» YOUR GOAL: Report, in full, each line of the material below in which the string "watermark" occurs.

» INFORMATION GIVEN:
------------------------------------------------------------------------
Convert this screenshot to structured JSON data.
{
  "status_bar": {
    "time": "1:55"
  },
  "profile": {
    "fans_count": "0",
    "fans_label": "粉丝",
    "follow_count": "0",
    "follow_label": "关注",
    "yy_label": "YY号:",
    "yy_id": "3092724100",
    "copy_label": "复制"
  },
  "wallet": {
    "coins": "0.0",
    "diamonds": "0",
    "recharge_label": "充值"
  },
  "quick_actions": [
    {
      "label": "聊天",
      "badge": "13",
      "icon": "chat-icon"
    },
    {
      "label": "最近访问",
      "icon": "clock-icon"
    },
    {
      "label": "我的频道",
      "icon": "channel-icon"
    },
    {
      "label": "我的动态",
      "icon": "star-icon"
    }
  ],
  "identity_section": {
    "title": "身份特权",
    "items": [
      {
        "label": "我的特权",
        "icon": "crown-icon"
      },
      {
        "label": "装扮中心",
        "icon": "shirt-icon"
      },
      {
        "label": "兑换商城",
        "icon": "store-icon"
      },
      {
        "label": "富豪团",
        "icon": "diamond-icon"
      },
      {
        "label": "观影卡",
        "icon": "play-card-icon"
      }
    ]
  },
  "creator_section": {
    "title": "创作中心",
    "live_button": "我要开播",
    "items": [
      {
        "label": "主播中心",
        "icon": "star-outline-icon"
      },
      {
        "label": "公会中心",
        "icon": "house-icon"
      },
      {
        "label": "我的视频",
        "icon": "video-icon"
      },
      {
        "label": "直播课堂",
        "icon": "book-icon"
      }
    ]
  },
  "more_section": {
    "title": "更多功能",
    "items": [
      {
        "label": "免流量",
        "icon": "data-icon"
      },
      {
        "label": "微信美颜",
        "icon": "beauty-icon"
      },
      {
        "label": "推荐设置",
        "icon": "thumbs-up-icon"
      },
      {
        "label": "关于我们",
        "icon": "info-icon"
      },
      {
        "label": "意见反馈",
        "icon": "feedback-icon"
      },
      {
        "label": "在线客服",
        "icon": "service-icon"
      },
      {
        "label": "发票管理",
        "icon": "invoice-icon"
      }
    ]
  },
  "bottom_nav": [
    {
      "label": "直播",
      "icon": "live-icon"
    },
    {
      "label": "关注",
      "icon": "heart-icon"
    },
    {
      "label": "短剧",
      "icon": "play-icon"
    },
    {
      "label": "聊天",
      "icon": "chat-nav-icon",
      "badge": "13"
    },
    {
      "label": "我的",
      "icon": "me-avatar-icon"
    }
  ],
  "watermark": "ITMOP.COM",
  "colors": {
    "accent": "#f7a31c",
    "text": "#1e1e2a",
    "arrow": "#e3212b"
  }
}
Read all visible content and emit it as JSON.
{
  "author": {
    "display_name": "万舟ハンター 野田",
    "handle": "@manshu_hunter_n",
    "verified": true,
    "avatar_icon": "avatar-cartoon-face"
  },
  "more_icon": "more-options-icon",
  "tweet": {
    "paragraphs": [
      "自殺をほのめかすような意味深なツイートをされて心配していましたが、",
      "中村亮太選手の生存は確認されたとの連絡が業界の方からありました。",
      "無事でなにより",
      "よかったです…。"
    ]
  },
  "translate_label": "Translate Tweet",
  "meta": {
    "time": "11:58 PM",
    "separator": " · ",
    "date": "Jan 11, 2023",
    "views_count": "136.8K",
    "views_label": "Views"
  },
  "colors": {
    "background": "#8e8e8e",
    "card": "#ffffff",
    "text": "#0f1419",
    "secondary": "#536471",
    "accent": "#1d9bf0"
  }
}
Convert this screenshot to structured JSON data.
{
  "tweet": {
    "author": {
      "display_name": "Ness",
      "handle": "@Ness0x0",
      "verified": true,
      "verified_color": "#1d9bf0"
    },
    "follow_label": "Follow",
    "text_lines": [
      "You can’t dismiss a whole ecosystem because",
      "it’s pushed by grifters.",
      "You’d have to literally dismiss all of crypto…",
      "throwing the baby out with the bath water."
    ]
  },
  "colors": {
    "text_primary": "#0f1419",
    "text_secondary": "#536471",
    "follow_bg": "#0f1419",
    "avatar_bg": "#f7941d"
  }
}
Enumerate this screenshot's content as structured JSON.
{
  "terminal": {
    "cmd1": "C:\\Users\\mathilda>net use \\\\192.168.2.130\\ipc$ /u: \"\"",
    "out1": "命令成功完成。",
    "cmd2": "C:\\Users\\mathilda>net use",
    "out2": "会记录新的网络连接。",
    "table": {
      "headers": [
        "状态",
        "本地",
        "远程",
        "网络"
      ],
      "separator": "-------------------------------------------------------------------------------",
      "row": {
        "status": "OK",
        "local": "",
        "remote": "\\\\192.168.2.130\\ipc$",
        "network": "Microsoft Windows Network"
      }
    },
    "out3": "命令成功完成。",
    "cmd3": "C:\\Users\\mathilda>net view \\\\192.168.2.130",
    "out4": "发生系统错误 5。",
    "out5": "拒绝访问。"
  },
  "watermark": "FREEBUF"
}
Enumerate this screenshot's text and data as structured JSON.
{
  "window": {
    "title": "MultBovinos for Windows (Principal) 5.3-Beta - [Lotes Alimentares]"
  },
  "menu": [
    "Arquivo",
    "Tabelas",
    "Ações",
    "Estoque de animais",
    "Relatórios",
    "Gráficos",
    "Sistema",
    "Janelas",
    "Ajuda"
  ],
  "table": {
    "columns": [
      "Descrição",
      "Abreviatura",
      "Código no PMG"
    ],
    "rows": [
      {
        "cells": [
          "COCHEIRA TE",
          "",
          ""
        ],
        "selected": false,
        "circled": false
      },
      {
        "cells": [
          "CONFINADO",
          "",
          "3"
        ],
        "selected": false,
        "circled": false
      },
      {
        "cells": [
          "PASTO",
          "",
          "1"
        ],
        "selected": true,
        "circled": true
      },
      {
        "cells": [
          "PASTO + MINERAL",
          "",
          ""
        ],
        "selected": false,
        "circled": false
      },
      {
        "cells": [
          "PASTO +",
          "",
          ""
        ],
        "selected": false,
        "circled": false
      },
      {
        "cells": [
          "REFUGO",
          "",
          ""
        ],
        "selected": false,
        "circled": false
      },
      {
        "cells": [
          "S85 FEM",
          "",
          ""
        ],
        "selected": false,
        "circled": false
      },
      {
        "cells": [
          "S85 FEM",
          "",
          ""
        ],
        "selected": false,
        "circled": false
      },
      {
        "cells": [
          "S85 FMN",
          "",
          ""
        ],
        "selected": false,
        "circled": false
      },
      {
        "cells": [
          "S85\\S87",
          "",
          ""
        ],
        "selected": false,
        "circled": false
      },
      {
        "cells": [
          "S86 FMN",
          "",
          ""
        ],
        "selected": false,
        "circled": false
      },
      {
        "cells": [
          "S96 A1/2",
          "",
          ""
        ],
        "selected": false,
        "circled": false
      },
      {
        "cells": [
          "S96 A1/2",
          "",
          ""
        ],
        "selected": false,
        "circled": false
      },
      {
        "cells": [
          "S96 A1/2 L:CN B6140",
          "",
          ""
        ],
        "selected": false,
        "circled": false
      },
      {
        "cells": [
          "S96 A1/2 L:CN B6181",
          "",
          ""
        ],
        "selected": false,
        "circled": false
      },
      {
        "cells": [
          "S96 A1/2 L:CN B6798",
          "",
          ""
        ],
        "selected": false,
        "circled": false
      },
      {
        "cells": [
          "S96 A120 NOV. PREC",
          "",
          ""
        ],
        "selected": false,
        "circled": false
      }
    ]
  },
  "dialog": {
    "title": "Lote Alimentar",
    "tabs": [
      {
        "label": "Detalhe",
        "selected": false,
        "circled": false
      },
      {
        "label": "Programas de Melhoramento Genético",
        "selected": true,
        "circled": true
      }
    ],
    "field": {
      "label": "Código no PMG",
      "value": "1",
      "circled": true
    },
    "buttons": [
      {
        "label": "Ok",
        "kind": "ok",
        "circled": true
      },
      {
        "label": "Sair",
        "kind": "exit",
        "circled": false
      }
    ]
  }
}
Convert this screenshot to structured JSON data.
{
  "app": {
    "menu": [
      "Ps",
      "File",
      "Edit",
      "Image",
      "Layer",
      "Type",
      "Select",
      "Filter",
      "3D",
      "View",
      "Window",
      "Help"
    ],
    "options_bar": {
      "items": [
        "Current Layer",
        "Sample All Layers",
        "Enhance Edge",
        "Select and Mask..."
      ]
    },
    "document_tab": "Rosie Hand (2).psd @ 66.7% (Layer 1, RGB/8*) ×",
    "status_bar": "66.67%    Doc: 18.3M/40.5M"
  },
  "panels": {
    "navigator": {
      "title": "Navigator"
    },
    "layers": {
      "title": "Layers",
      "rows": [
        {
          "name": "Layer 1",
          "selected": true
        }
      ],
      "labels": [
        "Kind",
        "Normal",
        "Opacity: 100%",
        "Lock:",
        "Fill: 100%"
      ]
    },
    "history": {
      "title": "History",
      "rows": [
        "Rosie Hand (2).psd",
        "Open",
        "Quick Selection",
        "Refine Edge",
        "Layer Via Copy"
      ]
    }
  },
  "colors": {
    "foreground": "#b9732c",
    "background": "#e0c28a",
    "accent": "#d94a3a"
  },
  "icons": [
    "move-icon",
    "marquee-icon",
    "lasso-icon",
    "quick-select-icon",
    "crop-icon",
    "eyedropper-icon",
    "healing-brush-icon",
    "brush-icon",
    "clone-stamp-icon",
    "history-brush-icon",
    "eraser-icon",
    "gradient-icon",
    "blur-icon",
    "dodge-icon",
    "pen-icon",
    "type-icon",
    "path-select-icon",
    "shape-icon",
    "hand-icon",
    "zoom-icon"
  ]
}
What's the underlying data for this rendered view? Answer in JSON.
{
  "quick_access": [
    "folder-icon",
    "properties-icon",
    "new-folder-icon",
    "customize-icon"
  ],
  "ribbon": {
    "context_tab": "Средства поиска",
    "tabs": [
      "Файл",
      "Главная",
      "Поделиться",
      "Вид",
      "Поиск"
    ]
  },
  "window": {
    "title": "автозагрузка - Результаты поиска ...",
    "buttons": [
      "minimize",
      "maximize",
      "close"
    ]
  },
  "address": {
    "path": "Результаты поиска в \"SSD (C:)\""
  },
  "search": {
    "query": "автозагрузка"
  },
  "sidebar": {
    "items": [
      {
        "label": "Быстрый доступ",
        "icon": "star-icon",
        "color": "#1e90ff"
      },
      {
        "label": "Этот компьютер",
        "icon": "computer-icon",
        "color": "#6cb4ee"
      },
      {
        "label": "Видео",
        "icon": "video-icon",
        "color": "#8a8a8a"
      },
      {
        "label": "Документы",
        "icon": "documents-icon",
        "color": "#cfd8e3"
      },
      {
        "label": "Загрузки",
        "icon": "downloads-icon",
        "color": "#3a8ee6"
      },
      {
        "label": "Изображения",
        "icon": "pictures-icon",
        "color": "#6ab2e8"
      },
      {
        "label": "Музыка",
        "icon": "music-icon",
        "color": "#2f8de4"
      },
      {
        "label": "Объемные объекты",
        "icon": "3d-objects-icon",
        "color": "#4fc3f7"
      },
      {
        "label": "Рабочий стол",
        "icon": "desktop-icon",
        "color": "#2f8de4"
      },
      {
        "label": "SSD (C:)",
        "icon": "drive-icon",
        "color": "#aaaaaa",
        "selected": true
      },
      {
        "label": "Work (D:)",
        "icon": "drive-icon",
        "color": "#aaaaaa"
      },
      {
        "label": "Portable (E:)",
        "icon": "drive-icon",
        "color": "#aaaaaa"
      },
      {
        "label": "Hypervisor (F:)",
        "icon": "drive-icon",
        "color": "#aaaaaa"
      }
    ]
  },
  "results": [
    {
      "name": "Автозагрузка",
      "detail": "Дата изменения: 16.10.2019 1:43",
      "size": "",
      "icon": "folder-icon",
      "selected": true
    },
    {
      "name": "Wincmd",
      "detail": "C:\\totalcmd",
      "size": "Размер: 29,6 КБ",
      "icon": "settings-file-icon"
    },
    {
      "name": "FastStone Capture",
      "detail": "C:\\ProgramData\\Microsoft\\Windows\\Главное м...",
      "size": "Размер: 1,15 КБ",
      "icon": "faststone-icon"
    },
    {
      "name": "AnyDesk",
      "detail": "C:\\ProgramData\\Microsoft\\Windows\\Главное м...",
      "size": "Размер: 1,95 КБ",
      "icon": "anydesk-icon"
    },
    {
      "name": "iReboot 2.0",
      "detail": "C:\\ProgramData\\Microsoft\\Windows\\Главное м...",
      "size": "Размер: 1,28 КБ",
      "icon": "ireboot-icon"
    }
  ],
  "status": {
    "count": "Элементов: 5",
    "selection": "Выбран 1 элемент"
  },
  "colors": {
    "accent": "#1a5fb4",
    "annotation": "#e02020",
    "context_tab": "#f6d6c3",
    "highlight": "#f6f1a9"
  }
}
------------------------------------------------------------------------
» ANSWER TO THIS EXERCISE:
  "watermark": "ITMOP.COM",
  "watermark": "FREEBUF"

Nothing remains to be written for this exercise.